8. Sudak I. I. Formuvannia ta rozvytok suspil’no-politychnykh i ekonomichnykh vidnosyn mizh federal’nym tsentrom ta provintsiiamy u Kanadi (1867–1939 rr.): avtoref. dys. … kand. ist. nauk: 07.00.02, Kyivs’kyj natsional’nyj universytet imeni. T. Shevchenka. [In Ukrainian].
9. Tyshkov, V. & Koshelev, L. (1982). Istoriia Kanady, Moskva: Mysl. [In Russian].
10. Canadian Parliamentary Historical Resources. Browse. Library of Parliament. http://parl.canadiana.ca [In English].
11. Canadian Parliamentary Historical Resources.
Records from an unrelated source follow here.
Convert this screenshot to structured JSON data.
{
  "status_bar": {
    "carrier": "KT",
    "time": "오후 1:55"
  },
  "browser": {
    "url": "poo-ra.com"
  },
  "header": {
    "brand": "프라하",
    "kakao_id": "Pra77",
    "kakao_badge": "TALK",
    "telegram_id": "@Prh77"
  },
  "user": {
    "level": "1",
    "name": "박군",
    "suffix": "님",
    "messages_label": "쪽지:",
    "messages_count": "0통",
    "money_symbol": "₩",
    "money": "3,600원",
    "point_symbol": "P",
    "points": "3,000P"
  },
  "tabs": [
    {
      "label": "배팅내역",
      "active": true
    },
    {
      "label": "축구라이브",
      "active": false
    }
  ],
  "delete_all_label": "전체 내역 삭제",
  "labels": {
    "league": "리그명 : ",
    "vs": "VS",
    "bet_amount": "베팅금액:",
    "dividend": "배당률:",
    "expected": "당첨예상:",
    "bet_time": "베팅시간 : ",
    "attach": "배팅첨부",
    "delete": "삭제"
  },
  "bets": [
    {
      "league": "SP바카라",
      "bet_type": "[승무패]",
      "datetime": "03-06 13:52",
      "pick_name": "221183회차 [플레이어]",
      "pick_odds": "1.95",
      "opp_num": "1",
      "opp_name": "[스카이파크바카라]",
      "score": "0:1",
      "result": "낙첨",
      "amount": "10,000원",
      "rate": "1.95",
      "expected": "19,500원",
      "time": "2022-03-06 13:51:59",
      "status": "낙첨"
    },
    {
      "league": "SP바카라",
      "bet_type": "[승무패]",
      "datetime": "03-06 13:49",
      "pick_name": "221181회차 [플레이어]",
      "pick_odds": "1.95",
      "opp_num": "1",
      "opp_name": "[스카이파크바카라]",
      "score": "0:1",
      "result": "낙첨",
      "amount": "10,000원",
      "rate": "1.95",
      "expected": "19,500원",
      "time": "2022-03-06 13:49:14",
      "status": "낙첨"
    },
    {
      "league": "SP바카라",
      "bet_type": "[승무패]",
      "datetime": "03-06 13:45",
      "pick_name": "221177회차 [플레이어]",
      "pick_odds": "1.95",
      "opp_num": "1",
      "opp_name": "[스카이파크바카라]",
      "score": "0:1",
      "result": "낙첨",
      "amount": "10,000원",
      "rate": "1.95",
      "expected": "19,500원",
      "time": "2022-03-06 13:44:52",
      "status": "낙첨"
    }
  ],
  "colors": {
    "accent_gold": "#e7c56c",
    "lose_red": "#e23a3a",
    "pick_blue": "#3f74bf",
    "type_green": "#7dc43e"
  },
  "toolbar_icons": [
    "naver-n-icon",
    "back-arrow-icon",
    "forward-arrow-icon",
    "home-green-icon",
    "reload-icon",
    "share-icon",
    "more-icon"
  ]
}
House of Commons Debates, 12th Parliament, 5th Session: Vol. 1. Library of Parliament. http://parl.canadiana.ca/view/oop.debates_HOC1205_01/1?r=0&s=1
12. Canadian Parliamentary Historical Resources. Senate debates,12th Parliament, 3rd Session: Vol.1 Library of Parliament. http://parl.canadiana.ca/view/oop.debates_SOC1203_01/1?r=0&s=1
13. Debates of the House of Commons of the Dominion of Canada. Special session war (1914). Vol.CXVIII. Ottawa: King’s Printer. [In English].
14. Holland and Bengough (Ed. ). (1914). Debates of the Senate of the Dominion of Canada. Extra session. Ottawa: King’s Printer. [In English].
15. Holland and Bengough (Ed. ). (1915). Debates of the Senate of the Dominion of Canada. Ottawa: King’s Printer. [In English].
16. Duguid, A.F. (1938). Official History of the Canadian Forces in the Great War, 1914 –1919. Vol I. Ottawa: King’s Printer. [In English].
17. Freeman, В. & Nielsen, R. (1999). Far from Home: Canadians in the First World War. Whitby: McGraw- Hill Ryerson. [In English].
18. Morton, D. (2005).The Headlines of August 1914: the Great War Comes to Canada. Policy Options, 105–111. [In English].
19. Olson, J.S. & Shadle, R. (1996). Historical Dictionary of the British Empire: A-J. London: Greenwood Publishing Group, 1996. [In English].